Sounds like Guiliano again: French women think dining in is as sexy as dining out.
Arnaud’s friends admire her way with food. It comes from her upbringing in Mandelieu, in southern France. Her father and mother were masters in the kitchen, she says, but Arnaud had no time to enjoy their lamb rolled with herbs or Savoy cabbage stuffed with veal, pork and beef. “I just wanted to be outside playing,” she says.
In her teens, Arnaud began to understand. “It was relaxing for my father to cook,” she says. “He would stuff quail like farci; they were so good. Or fill a whole rockfish with onions, tomatoes and potatoes. Anytime he put stuff on the table, we were eating with our eyes.”
French women care enormously about the presentation of food. It matters to them how you look at it.

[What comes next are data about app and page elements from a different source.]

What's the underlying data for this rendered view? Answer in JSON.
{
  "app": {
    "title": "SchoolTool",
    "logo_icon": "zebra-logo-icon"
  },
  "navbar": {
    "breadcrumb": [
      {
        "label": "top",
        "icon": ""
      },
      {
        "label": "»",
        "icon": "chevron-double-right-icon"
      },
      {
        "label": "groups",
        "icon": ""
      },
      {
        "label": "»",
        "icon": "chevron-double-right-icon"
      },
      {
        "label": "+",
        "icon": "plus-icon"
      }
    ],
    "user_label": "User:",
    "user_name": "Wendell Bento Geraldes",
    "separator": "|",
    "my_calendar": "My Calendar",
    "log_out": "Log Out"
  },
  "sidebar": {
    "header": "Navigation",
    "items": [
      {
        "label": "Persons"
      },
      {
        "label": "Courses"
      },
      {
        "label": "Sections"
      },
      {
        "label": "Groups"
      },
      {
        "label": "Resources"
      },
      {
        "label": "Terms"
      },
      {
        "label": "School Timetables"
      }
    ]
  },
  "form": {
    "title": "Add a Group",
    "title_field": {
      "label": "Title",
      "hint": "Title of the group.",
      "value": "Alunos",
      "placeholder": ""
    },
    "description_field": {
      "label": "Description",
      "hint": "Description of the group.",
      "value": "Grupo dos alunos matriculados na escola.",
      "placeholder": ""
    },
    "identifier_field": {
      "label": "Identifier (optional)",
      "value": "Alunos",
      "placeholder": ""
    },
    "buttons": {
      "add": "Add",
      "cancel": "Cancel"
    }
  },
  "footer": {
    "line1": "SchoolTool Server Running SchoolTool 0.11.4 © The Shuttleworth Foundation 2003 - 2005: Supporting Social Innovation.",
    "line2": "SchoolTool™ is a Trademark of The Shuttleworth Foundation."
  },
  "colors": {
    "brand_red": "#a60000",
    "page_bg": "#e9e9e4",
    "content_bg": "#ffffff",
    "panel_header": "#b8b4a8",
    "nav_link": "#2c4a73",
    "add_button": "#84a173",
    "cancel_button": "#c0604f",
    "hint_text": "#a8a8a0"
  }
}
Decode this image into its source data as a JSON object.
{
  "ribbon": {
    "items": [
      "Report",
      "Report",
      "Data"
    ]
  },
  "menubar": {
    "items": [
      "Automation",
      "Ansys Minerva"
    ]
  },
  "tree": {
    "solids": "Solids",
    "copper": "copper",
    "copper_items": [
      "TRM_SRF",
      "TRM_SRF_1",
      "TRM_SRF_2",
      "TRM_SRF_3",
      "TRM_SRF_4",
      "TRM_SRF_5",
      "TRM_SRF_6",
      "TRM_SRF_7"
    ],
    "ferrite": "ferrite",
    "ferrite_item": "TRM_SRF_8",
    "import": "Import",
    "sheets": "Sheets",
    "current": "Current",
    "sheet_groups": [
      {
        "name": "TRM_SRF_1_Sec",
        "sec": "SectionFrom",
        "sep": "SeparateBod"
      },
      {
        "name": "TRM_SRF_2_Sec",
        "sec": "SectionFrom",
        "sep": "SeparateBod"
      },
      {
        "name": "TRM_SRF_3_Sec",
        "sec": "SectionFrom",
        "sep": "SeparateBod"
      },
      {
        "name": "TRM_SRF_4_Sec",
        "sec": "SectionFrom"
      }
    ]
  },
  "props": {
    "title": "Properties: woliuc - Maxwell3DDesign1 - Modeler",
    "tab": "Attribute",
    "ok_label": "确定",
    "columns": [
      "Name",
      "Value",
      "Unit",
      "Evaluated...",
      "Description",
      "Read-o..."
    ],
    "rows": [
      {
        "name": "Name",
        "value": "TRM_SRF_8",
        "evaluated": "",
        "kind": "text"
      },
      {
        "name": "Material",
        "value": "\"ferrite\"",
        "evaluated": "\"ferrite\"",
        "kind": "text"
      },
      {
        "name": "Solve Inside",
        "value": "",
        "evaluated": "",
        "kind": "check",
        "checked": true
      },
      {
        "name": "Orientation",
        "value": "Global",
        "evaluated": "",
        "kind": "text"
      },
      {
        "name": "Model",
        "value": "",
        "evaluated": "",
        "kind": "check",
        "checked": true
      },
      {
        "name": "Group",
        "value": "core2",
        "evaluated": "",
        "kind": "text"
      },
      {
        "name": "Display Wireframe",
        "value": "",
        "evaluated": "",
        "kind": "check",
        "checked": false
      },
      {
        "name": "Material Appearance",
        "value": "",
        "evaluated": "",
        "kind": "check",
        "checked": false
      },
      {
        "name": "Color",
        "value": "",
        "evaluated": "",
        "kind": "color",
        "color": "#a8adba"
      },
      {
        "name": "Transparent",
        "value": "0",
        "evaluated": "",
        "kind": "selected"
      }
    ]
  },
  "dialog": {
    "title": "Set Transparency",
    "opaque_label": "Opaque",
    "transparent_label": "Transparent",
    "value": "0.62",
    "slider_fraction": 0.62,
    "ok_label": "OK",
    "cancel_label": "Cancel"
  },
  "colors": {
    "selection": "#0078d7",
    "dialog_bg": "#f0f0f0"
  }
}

Arnaud eventually moved to Montreal, where she met her husband, and became a family doctor specializing in alternative medicine. They built a pharmaceutical business and sold it; she admits to a certain restlessness that prompts her to change careers every decade or so. The family moved to the Washington area in the mid-1990s so Catherine could attend the French International School.
Catherine describes growing up in a house where her parents were always cooking together. “So I wanted to be in the kitchen, too,” she says. Unlike her mother as a child, Catherine was attentive to the proceedings. Arnaud started her off with washing dishes, but by age 10, “she was surprising us” with things she made, the mother beams.
French women train their taste buds, and those of their young, at an early age.
After college, Charbonneau moved back home to work in the family business. She usually does the nightly salads and dressings. Baked salmon slathered with pesto is a specialty of hers. Arnaud keeps vinegars and oils by the stove, in a tray that Charbonneau made when she was 6. In pointing that out, they augment each other’s sentences with ease.
Food and wine fascinate the entire family. “We love to grab a group of vinegars or olive oils or cheeses or wines and sit around and taste them,” the mother says. They will search for words that express the nuances — always in French. It’s fun to tease themselves with the tastings, the daughter echoes.
Arnaud’s tight-knit group of friends sprang from the mothers who watched their high-school-age daughters play volleyball. They’ve gotten together just about every Wednesday for the past six years to spend the happy hour at various Bethesda hangouts.
Do the mother and daughter remind their friends of the women Guiliano wrote about?
“Of course!” says Christine Henck, a Bethesda massage therapist. “But you know, it’s okay. I think a lot of it’s good genes. Otherwise, it would be very unfair.”
More unfairness: Arnaud doesn’t read cookbooks or consult recipes. She’s a natural, inspired by seasonal ingredients and the pots of rosemary, tarragon, chives, oregano and sage on the backyard deck. But she does have some tried-and-true methods she’s glad to share. She preps bouquets garnis, large and small, and pops them in a freezer bag to use year-round. She chops by hand; it’s a workout, she says. She buys only olives that are cracked, because she says the pits add flavor. She keeps a jar of snowy white duck fat on hand and orders duck legs through the meat department at Giant.
Whatever she does is wonderful, Henck says. “But it can be dangerous. We’ll be standing in the kitchen, and then a fabulous Caesar salad will come out, and incredible cheeses. The wine is flowing . . . and the next thing you know, it’s 2 o’clock in the morning. On a weeknight!”
Dining late into the night. Having bread with every meal, and cheese at the end of every meal. Hmm.
When asked about the reasons she and her daughter can cook that way and eat that way and not get fat, Arnaud shrugs.
“We don’t eat between meals,” she says. “We’re very active. We don’t watch TV very much. We don’t eat processed food. We don’t fry. We eat very little sugar.”
It’s all in the book.